What is expected: Type out the listing again, exactly, with every line included.

Data extracts:

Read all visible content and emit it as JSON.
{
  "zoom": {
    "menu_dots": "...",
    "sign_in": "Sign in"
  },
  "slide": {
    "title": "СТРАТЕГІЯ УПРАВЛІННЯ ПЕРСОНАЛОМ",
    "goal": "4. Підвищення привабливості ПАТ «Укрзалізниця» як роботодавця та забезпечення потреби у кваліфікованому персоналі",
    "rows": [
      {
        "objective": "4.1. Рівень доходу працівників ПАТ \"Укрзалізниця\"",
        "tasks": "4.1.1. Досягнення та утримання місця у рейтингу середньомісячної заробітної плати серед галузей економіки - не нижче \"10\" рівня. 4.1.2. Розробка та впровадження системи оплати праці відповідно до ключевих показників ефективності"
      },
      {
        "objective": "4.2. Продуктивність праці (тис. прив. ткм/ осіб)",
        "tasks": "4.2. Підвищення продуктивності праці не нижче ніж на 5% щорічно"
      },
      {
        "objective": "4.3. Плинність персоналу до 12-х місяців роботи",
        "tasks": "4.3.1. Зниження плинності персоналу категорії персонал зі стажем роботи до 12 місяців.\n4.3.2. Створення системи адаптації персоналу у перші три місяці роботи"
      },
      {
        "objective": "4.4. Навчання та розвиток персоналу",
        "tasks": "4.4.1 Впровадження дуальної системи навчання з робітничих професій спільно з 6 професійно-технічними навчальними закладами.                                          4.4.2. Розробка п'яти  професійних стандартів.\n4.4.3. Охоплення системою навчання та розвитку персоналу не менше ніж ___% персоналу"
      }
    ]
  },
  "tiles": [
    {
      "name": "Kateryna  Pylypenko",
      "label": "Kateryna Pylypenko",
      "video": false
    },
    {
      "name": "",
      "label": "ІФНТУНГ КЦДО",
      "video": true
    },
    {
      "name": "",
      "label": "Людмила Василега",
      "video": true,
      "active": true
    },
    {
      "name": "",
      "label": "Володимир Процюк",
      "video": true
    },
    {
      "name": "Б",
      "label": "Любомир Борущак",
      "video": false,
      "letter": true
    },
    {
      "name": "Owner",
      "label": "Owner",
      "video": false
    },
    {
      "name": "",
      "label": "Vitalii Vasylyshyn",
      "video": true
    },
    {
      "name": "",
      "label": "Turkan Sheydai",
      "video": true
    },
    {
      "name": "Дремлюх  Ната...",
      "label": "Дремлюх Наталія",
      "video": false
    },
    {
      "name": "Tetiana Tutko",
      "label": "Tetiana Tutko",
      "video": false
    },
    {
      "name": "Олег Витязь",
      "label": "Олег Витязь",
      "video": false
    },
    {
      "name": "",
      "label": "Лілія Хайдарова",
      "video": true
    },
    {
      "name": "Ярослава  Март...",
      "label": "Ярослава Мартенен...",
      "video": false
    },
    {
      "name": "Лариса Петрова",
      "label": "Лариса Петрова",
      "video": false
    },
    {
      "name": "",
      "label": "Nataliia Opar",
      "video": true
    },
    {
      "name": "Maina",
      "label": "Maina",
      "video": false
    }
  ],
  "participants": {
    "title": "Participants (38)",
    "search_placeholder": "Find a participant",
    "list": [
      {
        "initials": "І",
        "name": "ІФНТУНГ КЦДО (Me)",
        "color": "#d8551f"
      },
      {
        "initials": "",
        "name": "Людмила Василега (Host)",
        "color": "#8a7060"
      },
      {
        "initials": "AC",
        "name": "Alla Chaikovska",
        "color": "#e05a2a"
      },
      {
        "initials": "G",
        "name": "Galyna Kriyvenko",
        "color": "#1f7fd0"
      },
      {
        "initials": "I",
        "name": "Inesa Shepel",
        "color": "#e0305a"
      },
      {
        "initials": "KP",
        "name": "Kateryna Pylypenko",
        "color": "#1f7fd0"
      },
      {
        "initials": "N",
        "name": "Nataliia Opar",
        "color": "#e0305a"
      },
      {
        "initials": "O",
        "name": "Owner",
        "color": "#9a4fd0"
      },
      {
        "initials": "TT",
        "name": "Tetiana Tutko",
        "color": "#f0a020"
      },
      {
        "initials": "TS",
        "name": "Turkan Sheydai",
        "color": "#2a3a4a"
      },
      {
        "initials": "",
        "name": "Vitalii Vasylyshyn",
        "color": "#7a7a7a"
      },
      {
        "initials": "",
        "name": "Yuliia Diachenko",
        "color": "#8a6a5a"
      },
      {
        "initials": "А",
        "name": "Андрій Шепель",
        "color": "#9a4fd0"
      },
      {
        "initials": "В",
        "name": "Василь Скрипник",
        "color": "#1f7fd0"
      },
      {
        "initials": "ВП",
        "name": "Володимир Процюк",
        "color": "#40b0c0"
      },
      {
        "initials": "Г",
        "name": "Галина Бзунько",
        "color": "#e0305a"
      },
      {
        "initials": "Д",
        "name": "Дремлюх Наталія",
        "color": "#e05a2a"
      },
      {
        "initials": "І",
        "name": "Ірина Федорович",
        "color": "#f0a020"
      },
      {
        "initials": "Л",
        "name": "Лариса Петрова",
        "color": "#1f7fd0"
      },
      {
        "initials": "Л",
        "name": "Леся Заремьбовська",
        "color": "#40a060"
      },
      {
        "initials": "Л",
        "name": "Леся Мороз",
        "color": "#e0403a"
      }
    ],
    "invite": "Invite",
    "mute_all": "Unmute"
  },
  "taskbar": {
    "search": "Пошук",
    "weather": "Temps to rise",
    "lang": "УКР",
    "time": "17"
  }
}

Worked solution:
Read all visible content and emit it as JSON.
{
  "zoom": {
    "menu_dots": "...",
    "sign_in": "Sign in"
  },
  "slide": {
    "title": "СТРАТЕГІЯ УПРАВЛІННЯ ПЕРСОНАЛОМ",
    "goal": "4. Підвищення привабливості ПАТ «Укрзалізниця» як роботодавця та забезпечення потреби у кваліфікованому персоналі",
    "rows": [
      {
        "objective": "4.1. Рівень доходу працівників ПАТ \"Укрзалізниця\"",
        "tasks": "4.1.1. Досягнення та утримання місця у рейтингу середньомісячної заробітної плати серед галузей економіки - не нижче \"10\" рівня. 4.1.2. Розробка та впровадження системи оплати праці відповідно до ключевих показників ефективності"
      },
      {
        "objective": "4.2. Продуктивність праці (тис. прив. ткм/ осіб)",
        "tasks": "4.2. Підвищення продуктивності праці не нижче ніж на 5% щорічно"
      },
      {
        "objective": "4.3. Плинність персоналу до 12-х місяців роботи",
        "tasks": "4.3.1. Зниження плинності персоналу категорії персонал зі стажем роботи до 12 місяців.\n4.3.2. Створення системи адаптації персоналу у перші три місяці роботи"
      },
      {
        "objective": "4.4. Навчання та розвиток персоналу",
        "tasks": "4.4.1 Впровадження дуальної системи навчання з робітничих професій спільно з 6 професійно-технічними навчальними закладами.                                          4.4.2. Розробка п'яти  професійних стандартів.\n4.4.3. Охоплення системою навчання та розвитку персоналу не менше ніж ___% персоналу"
      }
    ]
  },
  "tiles": [
    {
      "name": "Kateryna  Pylypenko",
      "label": "Kateryna Pylypenko",
      "video": false
    },
    {
      "name": "",
      "label": "ІФНТУНГ КЦДО",
      "video": true
    },
    {
      "name": "",
      "label": "Людмила Василега",
      "video": true,
      "active": true
    },
    {
      "name": "",
      "label": "Володимир Процюк",
      "video": true
    },
    {
      "name": "Б",
      "label": "Любомир Борущак",
      "video": false,
      "letter": true
    },
    {
      "name": "Owner",
      "label": "Owner",
      "video": false
    },
    {
      "name": "",
      "label": "Vitalii Vasylyshyn",
      "video": true
    },
    {
      "name": "",
      "label": "Turkan Sheydai",
      "video": true
    },
    {
      "name": "Дремлюх  Ната...",
      "label": "Дремлюх Наталія",
      "video": false
    },
    {
      "name": "Tetiana Tutko",
      "label": "Tetiana Tutko",
      "video": false
    },
    {
      "name": "Олег Витязь",
      "label": "Олег Витязь",
      "video": false
    },
    {
      "name": "",
      "label": "Лілія Хайдарова",
      "video": true
    },
    {
      "name": "Ярослава  Март...",
      "label": "Ярослава Мартенен...",
      "video": false
    },
    {
      "name": "Лариса Петрова",
      "label": "Лариса Петрова",
      "video": false
    },
    {
      "name": "",
      "label": "Nataliia Opar",
      "video": true
    },
    {
      "name": "Maina",
      "label": "Maina",
      "video": false
    }
  ],
  "participants": {
    "title": "Participants (38)",
    "search_placeholder": "Find a participant",
    "list": [
      {
        "initials": "І",
        "name": "ІФНТУНГ КЦДО (Me)",
        "color": "#d8551f"
      },
      {
        "initials": "",
        "name": "Людмила Василега (Host)",
        "color": "#8a7060"
      },
      {
        "initials": "AC",
        "name": "Alla Chaikovska",
        "color": "#e05a2a"
      },
      {
        "initials": "G",
        "name": "Galyna Kriyvenko",
        "color": "#1f7fd0"
      },
      {
        "initials": "I",
        "name": "Inesa Shepel",
        "color": "#e0305a"
      },
      {
        "initials": "KP",
        "name": "Kateryna Pylypenko",
        "color": "#1f7fd0"
      },
      {
        "initials": "N",
        "name": "Nataliia Opar",
        "color": "#e0305a"
      },
      {
        "initials": "O",
        "name": "Owner",
        "color": "#9a4fd0"
      },
      {
        "initials": "TT",
        "name": "Tetiana Tutko",
        "color": "#f0a020"
      },
      {
        "initials": "TS",
        "name": "Turkan Sheydai",
        "color": "#2a3a4a"
      },
      {
        "initials": "",
        "name": "Vitalii Vasylyshyn",
        "color": "#7a7a7a"
      },
      {
        "initials": "",
        "name": "Yuliia Diachenko",
        "color": "#8a6a5a"
      },
      {
        "initials": "А",
        "name": "Андрій Шепель",
        "color": "#9a4fd0"
      },
      {
        "initials": "В",
        "name": "Василь Скрипник",
        "color": "#1f7fd0"
      },
      {
        "initials": "ВП",
        "name": "Володимир Процюк",
        "color": "#40b0c0"
      },
      {
        "initials": "Г",
        "name": "Галина Бзунько",
        "color": "#e0305a"
      },
      {
        "initials": "Д",
        "name": "Дремлюх Наталія",
        "color": "#e05a2a"
      },
      {
        "initials": "І",
        "name": "Ірина Федорович",
        "color": "#f0a020"
      },
      {
        "initials": "Л",
        "name": "Лариса Петрова",
        "color": "#1f7fd0"
      },
      {
        "initials": "Л",
        "name": "Леся Заремьбовська",
        "color": "#40a060"
      },
      {
        "initials": "Л",
        "name": "Леся Мороз",
        "color": "#e0403a"
      }
    ],
    "invite": "Invite",
    "mute_all": "Unmute"
  },
  "taskbar": {
    "search": "Пошук",
    "weather": "Temps to rise",
    "lang": "УКР",
    "time": "17"
  }
}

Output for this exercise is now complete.